All of this is to say that I'm confused about this alleged life stage during which girls/women are simultaneously convinced that losing 15 pounds would change everything, and dating actual, living, breathing boys/men. I'd think that there's some overlap, but for such a brief moment that it's not worth losing sleep over. But anecdata, not foolproof.

Isabel Archer said...

What this all amounts to, I'm not sure. It still strikes me that the lack of experience/league miscalculation issue would impact boys as well as girls, and would fade quickly once dating begins in earnest.

I think you're probably right about this, but it's hard to say for sure since I'm not a guy and was around more females than males at the relevant age.

Phoebe said...

Isabel Archer,

One way to look at it is the pop-culture cliché of the nerd who ends up getting the girl, once his classmates have moved from football captain to gas-station attendent. Also, I think it's expected that among young adolescents, a very small percentage of girls and boys are deemed datable, as in, it would be an honor and not a source of mockery, to date them. Then you get older, and most everyone couples off.

PG said...

I think it's different for boys and girls because the prevailing cultural norm (still!) is that boys do the pursuing and have to expect a certain amount of rejection to come with that territory. If you're the active pursuer, I'd think you could suss out more quickly what your league is (model types say no, cheerleaders say no, a couple drill team girls say yes) than if you are passively waiting to be pursued.

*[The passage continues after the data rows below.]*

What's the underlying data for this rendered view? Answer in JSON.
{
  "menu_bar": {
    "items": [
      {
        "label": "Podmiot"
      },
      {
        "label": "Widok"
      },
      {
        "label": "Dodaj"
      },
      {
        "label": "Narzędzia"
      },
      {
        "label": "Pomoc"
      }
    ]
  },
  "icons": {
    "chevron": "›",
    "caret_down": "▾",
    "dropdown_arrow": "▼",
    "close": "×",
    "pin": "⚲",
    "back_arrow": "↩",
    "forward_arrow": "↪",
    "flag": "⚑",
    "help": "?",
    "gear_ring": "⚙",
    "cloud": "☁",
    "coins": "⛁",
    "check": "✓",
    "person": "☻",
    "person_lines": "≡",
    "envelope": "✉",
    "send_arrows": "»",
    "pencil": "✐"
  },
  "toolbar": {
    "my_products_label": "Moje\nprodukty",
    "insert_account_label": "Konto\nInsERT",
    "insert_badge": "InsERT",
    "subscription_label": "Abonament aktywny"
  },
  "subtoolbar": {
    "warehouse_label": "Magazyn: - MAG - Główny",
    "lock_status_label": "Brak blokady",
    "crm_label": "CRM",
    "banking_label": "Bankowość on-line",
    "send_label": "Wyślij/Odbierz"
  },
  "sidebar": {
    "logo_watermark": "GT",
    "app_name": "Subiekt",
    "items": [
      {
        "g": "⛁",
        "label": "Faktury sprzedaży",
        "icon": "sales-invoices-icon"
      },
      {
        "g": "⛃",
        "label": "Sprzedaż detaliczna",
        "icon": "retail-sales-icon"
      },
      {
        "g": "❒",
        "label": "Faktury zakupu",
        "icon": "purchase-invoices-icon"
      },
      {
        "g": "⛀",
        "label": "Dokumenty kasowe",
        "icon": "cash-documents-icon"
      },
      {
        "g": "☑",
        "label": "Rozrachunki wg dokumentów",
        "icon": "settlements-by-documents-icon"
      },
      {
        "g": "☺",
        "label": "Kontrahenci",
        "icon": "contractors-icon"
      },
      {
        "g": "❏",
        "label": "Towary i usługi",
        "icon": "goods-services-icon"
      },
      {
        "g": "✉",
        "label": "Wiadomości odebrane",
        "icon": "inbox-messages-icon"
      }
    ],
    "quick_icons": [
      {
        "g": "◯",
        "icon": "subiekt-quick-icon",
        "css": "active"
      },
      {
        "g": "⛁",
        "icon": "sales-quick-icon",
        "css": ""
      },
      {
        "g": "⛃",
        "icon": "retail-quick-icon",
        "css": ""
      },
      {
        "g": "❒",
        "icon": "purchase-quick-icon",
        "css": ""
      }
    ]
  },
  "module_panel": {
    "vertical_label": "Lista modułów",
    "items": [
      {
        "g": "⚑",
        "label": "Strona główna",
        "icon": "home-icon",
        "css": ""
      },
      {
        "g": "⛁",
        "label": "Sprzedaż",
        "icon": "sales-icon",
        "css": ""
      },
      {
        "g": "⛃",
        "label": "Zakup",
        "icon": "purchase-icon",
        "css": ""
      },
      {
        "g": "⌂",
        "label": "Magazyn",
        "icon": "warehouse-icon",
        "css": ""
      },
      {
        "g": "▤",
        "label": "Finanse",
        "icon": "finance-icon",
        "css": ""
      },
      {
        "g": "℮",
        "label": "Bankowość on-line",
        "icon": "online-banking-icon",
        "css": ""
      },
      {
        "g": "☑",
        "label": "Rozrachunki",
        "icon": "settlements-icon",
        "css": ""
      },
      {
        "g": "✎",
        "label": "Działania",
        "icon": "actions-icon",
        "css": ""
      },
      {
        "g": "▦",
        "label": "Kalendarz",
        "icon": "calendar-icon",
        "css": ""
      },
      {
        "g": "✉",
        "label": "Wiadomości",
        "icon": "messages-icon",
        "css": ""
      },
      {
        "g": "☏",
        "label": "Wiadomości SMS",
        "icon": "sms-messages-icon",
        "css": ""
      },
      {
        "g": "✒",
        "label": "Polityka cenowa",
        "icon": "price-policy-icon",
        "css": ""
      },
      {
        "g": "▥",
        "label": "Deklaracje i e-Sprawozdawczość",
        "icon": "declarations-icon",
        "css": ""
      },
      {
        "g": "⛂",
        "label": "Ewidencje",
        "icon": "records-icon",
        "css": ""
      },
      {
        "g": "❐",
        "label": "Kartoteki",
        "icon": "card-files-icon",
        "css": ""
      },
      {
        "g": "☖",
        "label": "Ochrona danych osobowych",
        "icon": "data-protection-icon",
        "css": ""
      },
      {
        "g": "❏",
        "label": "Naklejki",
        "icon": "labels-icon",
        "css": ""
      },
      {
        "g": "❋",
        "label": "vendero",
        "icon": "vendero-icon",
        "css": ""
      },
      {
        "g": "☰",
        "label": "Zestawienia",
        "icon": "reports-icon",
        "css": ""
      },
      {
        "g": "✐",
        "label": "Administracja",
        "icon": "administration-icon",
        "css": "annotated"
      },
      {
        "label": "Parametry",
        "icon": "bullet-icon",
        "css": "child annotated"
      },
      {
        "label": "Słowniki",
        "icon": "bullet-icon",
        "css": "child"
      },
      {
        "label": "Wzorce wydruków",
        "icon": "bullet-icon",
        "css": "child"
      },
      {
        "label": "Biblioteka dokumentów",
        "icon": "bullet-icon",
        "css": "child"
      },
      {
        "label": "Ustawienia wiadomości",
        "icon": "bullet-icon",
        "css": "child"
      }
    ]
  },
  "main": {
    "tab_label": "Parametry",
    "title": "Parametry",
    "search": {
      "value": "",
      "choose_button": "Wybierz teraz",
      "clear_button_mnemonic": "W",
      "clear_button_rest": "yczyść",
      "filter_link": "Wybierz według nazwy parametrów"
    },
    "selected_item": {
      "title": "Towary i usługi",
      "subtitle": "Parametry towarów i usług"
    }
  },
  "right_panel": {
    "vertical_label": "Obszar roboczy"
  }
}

I say this as the kind of bad feminist who has done nothing to correct this particular gender imbalance, despite being pretty equality-demanding in other areas of dating (e.g. refusing to have date pay for me except for special occasions, which I then reciprocate). There may be a lot of women out there who make the first overt move (as opposed to just smiling a lot), but I don't seem to know many of

Phoebe said...


Hmm. I can think offhand of some couples I know that formed after the girl/woman pursued the boy/man for a good while. (In addition to those, there's this.) But the general rule does seem to be male pursuit.

However! A couple things. One, "pursuit" tends to play out as, a boy waits until it's pretty clear the girl reciprocates. This is true from the first date to that most famously asymmetrical of events, the proposal. (Note, with the Mormon Vows couple, that she had already proposed long before he broached the subject.) There are certainly more men than women asking out heaps of people with the hopes that some will say yes, but this approach is typically frowned upon by female recipients of it. The more usual pattern is, mutual interest established, it is only when the male party makes his interest explicit in some way that a couple is considered to have formed.

Two, obviously somewhere along the line, even without asking out boys of various "leagues," girls figure out where they stand. This is from something as simple as the dynamics in conversations, to situations where it's just kind of known that a girl likes a guy, and then comes the answer of whether the guy will reciprocate by "pursuing" her.

Point being, I think you're right that males have more ways of sussing this out than do females, and thus that a guy might know at 16 what a woman only does at 20... but the difference isn't necessarily so great, because "pursuit" is often no more than a formality surrounding what are otherwise mutual interactions.

Phoebe said...

Oh, meant to add - it's more acceptable for boys than girls to experience explicit rejection, but that doesn't mean they're by and large OK with that actually happening. Thus the waiting to see what the girl's likely to say, thus the choosing only to "pursue" girls who've already, in more subtle ways, begun pursuing them, etc.